And on the flipside, I had just arrived in Stockholm and was hungry after a long day of travel. I found a rather unlikely restaurant—I remember TexMex Buffalo, or something—and had a nice meal (it wasn't fast food). The check came and I thought, "Oh, that's quite reasonable." The service had been good. I left a 20 percent tip. Only when I got back to the hotel did it occur to me that you don't leave tips in Sweden. 

I don't like tipping my hairdresser—and she charges a decent enough price that I don't, but perhaps she's disappointed? I don't like tipping hotel bellboys, so I carry my own bags. I don't like tipping taxi drivers, because $20 from my house to the airport a mile away is already highway robbery (but there, I have no idea who actually gets those twenty bucks).

I don't like tipping, period.

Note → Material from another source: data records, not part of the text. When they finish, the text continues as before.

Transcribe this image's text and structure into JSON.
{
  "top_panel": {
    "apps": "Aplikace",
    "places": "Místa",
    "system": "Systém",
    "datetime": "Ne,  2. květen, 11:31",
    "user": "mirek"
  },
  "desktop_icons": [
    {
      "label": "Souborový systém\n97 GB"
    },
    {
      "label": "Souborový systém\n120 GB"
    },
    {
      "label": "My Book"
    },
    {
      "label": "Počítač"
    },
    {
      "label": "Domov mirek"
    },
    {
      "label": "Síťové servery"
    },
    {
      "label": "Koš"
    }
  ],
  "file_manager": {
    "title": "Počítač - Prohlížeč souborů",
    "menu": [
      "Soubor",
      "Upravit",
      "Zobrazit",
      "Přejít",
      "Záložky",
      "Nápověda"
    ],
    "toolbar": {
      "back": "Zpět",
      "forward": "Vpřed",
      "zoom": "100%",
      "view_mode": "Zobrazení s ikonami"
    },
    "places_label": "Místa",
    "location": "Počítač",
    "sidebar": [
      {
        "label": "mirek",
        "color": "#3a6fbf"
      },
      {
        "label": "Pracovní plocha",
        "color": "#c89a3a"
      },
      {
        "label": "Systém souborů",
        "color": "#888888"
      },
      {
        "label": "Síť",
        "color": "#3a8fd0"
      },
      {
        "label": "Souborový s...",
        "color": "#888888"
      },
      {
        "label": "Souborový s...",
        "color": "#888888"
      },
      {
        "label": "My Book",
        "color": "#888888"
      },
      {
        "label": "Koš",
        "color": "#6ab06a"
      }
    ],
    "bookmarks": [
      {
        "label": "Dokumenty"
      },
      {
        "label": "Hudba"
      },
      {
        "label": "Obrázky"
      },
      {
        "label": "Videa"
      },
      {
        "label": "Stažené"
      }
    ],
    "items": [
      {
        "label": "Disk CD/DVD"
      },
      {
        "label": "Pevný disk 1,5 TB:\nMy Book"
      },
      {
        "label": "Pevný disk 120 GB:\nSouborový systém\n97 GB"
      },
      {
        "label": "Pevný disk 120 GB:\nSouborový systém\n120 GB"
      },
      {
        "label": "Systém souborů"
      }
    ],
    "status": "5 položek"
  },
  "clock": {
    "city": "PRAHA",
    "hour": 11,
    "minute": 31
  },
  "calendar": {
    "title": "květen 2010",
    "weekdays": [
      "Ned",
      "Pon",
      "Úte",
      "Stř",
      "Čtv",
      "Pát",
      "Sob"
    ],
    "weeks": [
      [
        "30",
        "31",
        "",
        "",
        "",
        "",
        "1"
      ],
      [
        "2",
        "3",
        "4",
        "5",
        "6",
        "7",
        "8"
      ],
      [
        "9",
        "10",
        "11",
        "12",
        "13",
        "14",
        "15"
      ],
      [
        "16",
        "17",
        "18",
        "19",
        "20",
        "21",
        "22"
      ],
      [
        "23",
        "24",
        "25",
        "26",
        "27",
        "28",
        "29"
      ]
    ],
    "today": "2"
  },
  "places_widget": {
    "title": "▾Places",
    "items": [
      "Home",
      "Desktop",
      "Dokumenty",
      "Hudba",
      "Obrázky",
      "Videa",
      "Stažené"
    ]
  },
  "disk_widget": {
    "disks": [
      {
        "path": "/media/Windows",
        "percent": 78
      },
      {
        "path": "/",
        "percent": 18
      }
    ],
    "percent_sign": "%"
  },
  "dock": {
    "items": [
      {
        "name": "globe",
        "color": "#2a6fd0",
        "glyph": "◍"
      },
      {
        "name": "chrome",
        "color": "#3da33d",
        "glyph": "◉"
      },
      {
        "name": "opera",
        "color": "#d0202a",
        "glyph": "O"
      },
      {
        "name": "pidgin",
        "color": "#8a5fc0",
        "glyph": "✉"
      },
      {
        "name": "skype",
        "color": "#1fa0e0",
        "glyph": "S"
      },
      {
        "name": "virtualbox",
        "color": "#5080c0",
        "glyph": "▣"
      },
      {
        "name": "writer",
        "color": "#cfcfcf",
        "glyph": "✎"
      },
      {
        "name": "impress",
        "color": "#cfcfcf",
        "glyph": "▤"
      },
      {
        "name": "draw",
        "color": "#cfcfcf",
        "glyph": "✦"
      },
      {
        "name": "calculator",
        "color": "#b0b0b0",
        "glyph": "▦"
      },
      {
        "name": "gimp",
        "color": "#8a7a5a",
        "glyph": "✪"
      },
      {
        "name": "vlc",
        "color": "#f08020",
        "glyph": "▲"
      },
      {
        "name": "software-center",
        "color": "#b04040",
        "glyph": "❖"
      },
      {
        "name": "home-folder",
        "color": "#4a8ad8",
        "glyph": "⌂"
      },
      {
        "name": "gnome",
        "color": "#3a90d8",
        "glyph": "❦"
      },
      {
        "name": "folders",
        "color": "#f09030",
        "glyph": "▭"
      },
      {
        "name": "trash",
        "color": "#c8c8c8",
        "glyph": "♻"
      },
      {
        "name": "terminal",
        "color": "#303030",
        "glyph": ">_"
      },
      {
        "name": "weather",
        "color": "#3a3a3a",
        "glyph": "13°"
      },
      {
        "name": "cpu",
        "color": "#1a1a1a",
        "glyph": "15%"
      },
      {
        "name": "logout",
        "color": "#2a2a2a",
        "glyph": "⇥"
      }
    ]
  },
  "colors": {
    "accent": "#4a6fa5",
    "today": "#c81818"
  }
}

It's not that I'm not generous. I can be. It's that the practice seems a relic of premodern times. In this day and age, we should all know what we're paying for, there should be set prices, and everyone should be able to survive. I know that my attitude (not to mention what's reasonable) doesn't help all the people who rely on tips, and so I do try . . . Honest I do.

And now: don't get me started on airfares . . .

1 comment:

  1. the tipping thing is ridiculous! - it makes no sense that the server will get a larger tip if I order a 30$ entree vs a 8$ appy.. Its maddening.....and its maddening that sometimes there tip is based on stuff that may not even be in there control..
    I agree, set prices, fair wages and a tip if the person did /was truly remarkable - above and beyon...
    oh, well ...for now - that system is a dream